Rufino Tamayo (1899-1991) was a Zapotecan Indian born in the Mexican state of Oaxaca. He moved to México City where he attended the Escuela Nacional de Artes Plasticas "San Carlos." Tamayo was exposed to the cultural wealth of pre-Colombian México as he worked as a draftsman at the Museo Nacional de Arqueologia. While his contemporaries Siqueiros, Rivera and Orozco were advocating art with a message, often political, Tamayo's work focused on plastic forms integrated with a masterful use of colors and textures. Tamayo participated in the development of "Mixografia®," a graphic technique to obtain colored and textured three-dimensional print on handmade paper. He is one of the best known Latin American artists. His exhibitions have been in major museums such as the Palacio Nacional de Bellas Artes, México, The Philips Collection in Washington, The Guggenheim Museum in New York, The Museo Nacional Centro de Arte Reina Sofia in Madrid as well as important art galleries throughout the world.

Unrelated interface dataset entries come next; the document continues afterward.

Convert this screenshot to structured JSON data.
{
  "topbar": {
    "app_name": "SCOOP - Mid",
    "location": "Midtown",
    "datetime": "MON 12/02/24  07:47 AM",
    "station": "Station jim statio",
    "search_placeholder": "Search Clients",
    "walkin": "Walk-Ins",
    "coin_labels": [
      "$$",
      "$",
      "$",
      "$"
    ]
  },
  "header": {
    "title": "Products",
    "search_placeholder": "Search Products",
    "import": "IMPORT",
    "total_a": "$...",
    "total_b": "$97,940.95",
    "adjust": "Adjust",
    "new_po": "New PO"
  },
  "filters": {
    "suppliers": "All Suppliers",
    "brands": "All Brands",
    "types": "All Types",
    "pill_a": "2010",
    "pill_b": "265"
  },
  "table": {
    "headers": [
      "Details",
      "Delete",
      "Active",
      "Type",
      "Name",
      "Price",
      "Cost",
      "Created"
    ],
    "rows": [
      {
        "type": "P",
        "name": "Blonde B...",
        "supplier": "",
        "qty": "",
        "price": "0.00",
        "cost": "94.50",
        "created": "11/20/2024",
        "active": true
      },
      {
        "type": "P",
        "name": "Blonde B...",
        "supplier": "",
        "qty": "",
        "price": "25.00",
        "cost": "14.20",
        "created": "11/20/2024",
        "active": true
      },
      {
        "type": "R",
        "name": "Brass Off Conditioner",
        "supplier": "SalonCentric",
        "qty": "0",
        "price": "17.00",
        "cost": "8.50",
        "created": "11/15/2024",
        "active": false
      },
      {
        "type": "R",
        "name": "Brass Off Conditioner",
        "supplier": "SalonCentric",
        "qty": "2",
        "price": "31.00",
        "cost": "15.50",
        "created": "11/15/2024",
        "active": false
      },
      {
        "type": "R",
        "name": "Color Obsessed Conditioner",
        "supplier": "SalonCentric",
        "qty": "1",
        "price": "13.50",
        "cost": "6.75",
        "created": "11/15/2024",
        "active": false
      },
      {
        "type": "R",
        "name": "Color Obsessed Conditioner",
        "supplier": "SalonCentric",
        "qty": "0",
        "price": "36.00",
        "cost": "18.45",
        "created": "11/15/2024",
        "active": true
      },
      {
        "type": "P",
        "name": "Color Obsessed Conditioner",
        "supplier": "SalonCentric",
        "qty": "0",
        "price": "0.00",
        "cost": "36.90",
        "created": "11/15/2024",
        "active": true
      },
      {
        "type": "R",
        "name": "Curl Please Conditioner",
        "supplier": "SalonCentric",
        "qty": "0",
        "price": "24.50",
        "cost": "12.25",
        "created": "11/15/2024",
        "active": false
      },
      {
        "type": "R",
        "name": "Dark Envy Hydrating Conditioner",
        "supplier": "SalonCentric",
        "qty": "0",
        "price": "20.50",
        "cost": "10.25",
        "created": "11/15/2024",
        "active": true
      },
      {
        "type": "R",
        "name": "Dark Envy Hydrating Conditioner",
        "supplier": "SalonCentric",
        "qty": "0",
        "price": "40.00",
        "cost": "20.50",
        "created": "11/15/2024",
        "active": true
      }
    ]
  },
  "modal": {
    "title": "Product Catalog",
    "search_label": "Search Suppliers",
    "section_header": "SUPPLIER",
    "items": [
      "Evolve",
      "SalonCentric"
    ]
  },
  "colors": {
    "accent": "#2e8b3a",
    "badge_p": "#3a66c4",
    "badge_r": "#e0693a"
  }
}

Hombre, 1964

Wild Dog, 1972

Moon Dog, 1972

Two Melons, 1972

Dos Cabezas, 1970

Cara en Rojo, 1979

Capitulo XVIII, 1959

Capitulo XXI, 1959

Man, 1972